As a teenager, Samra Zafar spent several hours a day studying in her home in Abu Dhabi. Her dream was to attend a prestigious university, then become a doctor. If her grades weren’t any indication, the 16-year-old girl was well on her way to achieving her goal. But Zafar’s parents had other plans.
One evening, her mother announced that Samra was betrothed to marry a 28-year-old man—one whom Samra had never met. “I felt like I was a piece of property that was being handed off from my parents to this man,” says Zafar, “and I didn’t have any kind of agency or voice of my own.”
A few months later, at 17, she was married and forced to leave her family, friends and dreams behind to live with her husband and his parents in Canada. Within months, she was pregnant. Any flicker of hope for getting an education was extinguished. “It was like living in a dark world.”

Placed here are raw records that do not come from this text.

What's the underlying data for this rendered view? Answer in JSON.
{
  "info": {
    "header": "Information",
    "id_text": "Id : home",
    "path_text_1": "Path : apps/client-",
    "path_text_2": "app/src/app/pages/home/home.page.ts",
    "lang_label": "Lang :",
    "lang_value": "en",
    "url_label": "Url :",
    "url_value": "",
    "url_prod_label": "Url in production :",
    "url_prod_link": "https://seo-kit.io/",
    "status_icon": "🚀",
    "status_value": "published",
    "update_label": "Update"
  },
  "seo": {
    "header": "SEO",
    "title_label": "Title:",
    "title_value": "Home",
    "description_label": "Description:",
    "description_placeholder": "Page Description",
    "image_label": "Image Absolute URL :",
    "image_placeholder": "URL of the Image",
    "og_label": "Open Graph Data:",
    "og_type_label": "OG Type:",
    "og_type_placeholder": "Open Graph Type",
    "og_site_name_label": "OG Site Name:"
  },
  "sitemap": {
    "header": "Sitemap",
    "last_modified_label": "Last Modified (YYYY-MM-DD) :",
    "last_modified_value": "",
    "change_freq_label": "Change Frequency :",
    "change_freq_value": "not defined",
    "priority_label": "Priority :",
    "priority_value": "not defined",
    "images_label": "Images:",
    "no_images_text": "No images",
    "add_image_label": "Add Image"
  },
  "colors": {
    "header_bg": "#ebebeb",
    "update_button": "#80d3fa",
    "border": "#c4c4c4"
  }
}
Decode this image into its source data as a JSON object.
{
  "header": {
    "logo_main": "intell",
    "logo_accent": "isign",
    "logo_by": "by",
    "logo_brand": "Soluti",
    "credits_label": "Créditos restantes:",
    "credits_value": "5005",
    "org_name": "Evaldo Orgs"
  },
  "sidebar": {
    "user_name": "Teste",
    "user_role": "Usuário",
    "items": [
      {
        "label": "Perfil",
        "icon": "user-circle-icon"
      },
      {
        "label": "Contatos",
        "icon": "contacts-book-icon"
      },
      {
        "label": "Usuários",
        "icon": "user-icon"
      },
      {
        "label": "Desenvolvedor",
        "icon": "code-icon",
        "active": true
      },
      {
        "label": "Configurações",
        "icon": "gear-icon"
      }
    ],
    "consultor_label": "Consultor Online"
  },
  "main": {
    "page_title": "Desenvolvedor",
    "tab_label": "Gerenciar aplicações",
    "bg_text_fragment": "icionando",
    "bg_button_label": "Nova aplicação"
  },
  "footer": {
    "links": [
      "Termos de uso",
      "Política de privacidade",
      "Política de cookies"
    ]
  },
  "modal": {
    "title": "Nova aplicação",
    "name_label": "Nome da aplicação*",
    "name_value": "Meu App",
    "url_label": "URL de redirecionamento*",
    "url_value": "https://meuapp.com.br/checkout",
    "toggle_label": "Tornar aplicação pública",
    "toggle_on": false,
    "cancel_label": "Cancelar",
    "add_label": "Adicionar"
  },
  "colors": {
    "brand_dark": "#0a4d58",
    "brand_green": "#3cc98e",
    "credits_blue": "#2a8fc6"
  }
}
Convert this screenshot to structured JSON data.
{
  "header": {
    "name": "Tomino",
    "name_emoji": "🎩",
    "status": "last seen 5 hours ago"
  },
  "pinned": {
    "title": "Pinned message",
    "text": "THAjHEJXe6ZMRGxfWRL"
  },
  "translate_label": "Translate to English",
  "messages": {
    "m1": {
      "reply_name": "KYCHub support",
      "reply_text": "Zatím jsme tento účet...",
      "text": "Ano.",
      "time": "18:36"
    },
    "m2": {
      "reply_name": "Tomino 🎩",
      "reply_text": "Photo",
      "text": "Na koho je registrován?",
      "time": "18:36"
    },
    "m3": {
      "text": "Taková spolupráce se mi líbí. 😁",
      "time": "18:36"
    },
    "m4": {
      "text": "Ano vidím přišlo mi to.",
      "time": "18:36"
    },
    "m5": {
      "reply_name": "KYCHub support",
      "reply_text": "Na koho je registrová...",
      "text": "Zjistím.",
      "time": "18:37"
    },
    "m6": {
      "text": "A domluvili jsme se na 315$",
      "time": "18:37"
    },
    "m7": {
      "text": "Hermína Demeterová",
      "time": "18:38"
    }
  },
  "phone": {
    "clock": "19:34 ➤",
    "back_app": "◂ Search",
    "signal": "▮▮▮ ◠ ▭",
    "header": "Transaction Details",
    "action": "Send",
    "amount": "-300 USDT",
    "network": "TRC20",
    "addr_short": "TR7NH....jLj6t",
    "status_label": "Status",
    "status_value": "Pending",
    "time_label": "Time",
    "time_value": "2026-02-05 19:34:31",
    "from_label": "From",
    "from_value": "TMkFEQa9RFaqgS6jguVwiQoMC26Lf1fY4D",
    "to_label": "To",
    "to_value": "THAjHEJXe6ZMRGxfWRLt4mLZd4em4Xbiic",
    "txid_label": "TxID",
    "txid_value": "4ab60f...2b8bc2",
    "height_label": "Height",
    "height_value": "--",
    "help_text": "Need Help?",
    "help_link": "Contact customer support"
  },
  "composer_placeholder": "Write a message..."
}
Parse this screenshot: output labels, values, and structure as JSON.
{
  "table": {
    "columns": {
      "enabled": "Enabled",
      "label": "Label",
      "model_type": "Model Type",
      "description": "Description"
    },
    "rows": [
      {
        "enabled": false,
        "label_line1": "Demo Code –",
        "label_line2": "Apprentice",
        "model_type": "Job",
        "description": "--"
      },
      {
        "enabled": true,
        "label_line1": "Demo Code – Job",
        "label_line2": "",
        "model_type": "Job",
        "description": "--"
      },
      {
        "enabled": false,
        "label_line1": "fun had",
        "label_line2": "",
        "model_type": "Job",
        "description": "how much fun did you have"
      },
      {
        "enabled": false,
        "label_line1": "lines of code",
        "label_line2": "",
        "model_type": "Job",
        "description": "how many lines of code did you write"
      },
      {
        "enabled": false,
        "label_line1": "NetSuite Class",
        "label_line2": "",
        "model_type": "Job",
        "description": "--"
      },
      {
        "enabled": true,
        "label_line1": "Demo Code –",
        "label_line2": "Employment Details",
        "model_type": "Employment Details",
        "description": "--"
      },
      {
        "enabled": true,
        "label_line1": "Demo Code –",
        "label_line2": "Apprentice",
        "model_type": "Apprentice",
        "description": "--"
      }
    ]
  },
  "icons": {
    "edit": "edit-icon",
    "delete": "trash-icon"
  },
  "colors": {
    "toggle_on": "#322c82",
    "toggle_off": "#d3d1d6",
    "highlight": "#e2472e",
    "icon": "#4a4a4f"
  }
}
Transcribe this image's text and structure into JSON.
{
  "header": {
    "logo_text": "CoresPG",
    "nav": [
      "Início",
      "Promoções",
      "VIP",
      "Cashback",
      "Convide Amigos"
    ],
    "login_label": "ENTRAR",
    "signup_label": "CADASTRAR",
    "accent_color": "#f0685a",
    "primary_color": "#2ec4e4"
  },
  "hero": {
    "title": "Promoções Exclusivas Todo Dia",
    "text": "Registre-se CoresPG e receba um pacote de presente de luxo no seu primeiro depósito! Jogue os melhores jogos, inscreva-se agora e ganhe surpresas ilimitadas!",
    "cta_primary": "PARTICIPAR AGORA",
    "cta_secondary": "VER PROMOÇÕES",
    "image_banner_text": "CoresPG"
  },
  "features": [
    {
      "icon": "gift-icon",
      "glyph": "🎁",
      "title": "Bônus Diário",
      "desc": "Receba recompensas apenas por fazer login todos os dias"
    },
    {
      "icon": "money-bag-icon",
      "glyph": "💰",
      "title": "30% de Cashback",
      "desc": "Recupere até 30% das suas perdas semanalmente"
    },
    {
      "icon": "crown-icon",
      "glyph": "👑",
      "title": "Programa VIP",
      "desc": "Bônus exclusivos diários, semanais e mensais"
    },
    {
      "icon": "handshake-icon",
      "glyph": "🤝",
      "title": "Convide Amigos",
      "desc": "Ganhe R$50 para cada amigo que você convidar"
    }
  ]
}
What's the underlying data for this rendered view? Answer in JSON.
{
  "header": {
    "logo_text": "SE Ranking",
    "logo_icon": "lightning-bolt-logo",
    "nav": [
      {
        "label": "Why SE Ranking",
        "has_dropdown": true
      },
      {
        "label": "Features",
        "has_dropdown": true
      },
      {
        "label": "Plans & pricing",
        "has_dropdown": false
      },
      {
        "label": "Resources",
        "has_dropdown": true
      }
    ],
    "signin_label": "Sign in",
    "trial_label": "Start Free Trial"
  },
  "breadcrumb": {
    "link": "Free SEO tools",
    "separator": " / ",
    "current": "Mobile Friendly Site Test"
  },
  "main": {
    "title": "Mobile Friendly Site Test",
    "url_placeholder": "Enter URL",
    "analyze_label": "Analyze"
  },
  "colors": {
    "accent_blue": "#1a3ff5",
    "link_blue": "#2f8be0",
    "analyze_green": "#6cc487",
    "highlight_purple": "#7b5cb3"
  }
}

Then came the abuse and oppression from both her husband and his family. “It was like living in a state of constant suffocation, constant fear and walking on eggshells,” she says. Worse yet, she was told by her family that this treatment was normal. Somehow, though, as the years went on and the abuse worsened, Zafar managed to keep her eye on the prize–education. She convinced her mother-in-law to allow her to work as a babysitter, and she slowly saved up enough money to enrol part-time at the University of Toronto at the age of 26.
There, she met mentors and friends who valued and appreciated her. “Suddenly, I was being treated with respect for those very things that I had been ridiculed for: my intelligence, my ambitions, my goals, my dreams and my individuality,” she says. Then one day, just a month into school, she noticed a flyer outside the campus bookstore. On it was a list of questions: “Do you feel intimidated? Do you feel like you don’t have a voice?” As she scanned the list, she realized she answered yes to every single question. A few days later she was talking to a counsellor about her home life. The counsellor listened, and reassured her that nothing she was describing was her fault. She also helped her learn about the intergenerational cycle of abuse. By tolerating the treatment she’d suffered at her husband’s hands, Zafar came to understand that she was setting up her two daughters to experience something similar. “I knew that I had to break that cycle,” she says, “if not for myself, for my girls.” After two years of counselling—and enduring twelve years of verbal, mental and physical abuse—she gained the courage to leave her husband for good. While her path wasn’t instantaneously easy, counselling continued to help her. “I still have many moments of self-doubt and guilt,” she says, adding that the trauma never really goes away. Instead, she learned how to move on with it—by developing skills to manage her way through difficult periods.
In 2013, Zafar graduated from the University of Toronto at the top of her class and became the first woman of colour to win the John H. Moss Scholarship Fund. This honour is given to an outstanding student in Arts and Science at the University of Toronto who intends to pursue a second degree or graduate-level studies. Today, Zafar is an international speaker, a bestselling author, a mother of two girls, and a med student at McMaster University.
We believe that Samra Zafar’s journey can provide lessons to anyone experiencing difficult times of any sort. As a child bride she could have conformed to the expectations of her husband and his parents. Instead, she was able to find the strength to pursue her own path. As anyone who has struggled through difficult times knows, the road isn’t easy. “It’s very painful to walk away from people you’ve always sought approval from,” Zafar says. And while support systems exist in Canada, Zafar says the first person we need support and permission from is ourselves. “Because when you go against the normal, whatever that normal has been for you, it’s scary. And the biggest fear is the fear of the unknown: if I jump out of this plane, will my parachute open?”
Zafar now speaks about her experiences in the hopes it will help encourage others to build resilience to address the difficult situations they’re facing. “We all have courage within us. The choice is whether we use it or not,” she says. Being a single mother also taught Zafar the importance of putting herself first. “Your relationship with yourself is the foundation for your relationship with everyone else in your life.” Once you’ve established that base, she says, the next step is to seek out others to become your new support system.
“The more we connect with each other,” Zafar says, “the more collectively and individually resilient we will be, and the more we will be able to heal.” Finally, she believes that being kind to yourself represents an important first step toward building the resilience required to make a major life change. “There’s a lot of beauty after trauma and adversity,” says one of 2022’s Medcan Heroes. “I’m living proof of that. And my mission in life is to help others make that a reality for themselves as well.”
Do you know someone who deserves recognition for their contribution to the wellness of our community? Send us your Medcan Inspires nomination at firstname.lastname@example.org.